- _DATA FOR THIS TASK_

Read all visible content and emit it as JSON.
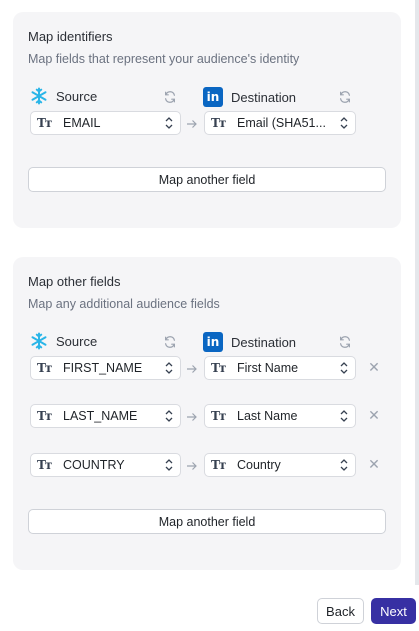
{
  "identifiers": {
    "title": "Map identifiers",
    "subtitle": "Map fields that represent your audience's identity",
    "source_label": "Source",
    "destination_label": "Destination",
    "rows": [
      {
        "source": "EMAIL",
        "destination": "Email (SHA51..."
      }
    ],
    "map_button": "Map another field"
  },
  "other": {
    "title": "Map other fields",
    "subtitle": "Map any additional audience fields",
    "source_label": "Source",
    "destination_label": "Destination",
    "rows": [
      {
        "source": "FIRST_NAME",
        "destination": "First Name"
      },
      {
        "source": "LAST_NAME",
        "destination": "Last Name"
      },
      {
        "source": "COUNTRY",
        "destination": "Country"
      }
    ],
    "map_button": "Map another field"
  },
  "footer": {
    "back": "Back",
    "next": "Next"
  },
  "icons": {
    "type": "Tт",
    "linkedin": "in",
    "remove": "✕"
  },
  "colors": {
    "primary": "#3730a3",
    "snowflake": "#29b5e8",
    "linkedin": "#0a66c2",
    "panel": "#f5f5f7"
  }
}
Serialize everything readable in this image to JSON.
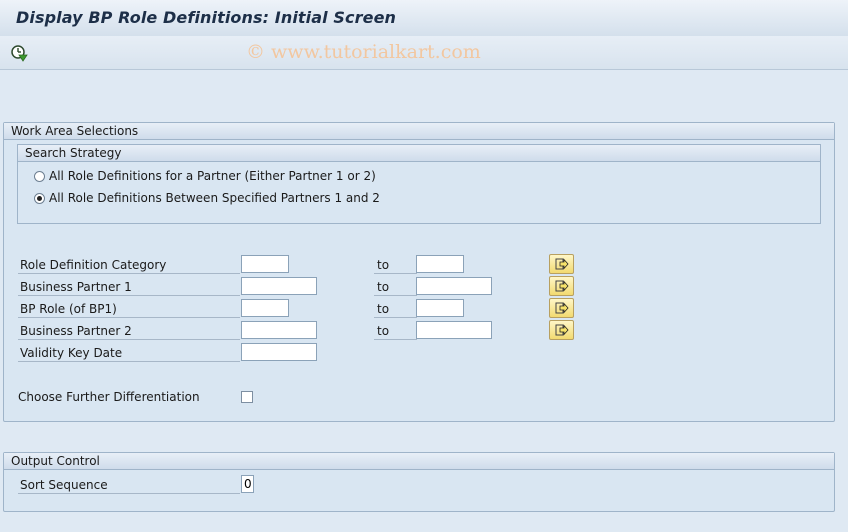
{
  "window": {
    "title": "Display BP Role Definitions: Initial Screen",
    "watermark": "© www.tutorialkart.com"
  },
  "toolbar": {
    "execute_icon": "execute-clock-icon"
  },
  "work_area": {
    "title": "Work Area Selections",
    "search_strategy": {
      "title": "Search Strategy",
      "options": [
        {
          "label": "All Role Definitions for a Partner (Either Partner 1 or 2)",
          "selected": false
        },
        {
          "label": "All Role Definitions Between Specified Partners 1 and 2",
          "selected": true
        }
      ]
    },
    "fields": [
      {
        "label": "Role Definition Category",
        "from": "",
        "to_label": "to",
        "to": "",
        "multi_icon": "arrow-right-icon"
      },
      {
        "label": "Business Partner 1",
        "from": "",
        "to_label": "to",
        "to": "",
        "multi_icon": "arrow-right-icon"
      },
      {
        "label": "BP Role (of BP1)",
        "from": "",
        "to_label": "to",
        "to": "",
        "multi_icon": "arrow-right-icon"
      },
      {
        "label": "Business Partner 2",
        "from": "",
        "to_label": "to",
        "to": "",
        "multi_icon": "arrow-right-icon"
      },
      {
        "label": "Validity Key Date",
        "from": ""
      }
    ],
    "further_diff": {
      "label": "Choose Further Differentiation",
      "checked": false
    }
  },
  "output_control": {
    "title": "Output Control",
    "sort_sequence": {
      "label": "Sort Sequence",
      "value": "0"
    }
  },
  "colors": {
    "background": "#dfe9f3",
    "title_text": "#1d2f48",
    "watermark": "#f2c7a0",
    "arrow_button": "#f2da70"
  }
}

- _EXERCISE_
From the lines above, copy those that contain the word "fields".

- _RESPONSE AREA_
    "subtitle": "Map fields that represent your audience's identity",
    "title": "Map other fields",
    "subtitle": "Map any additional audience fields",
    "fields": [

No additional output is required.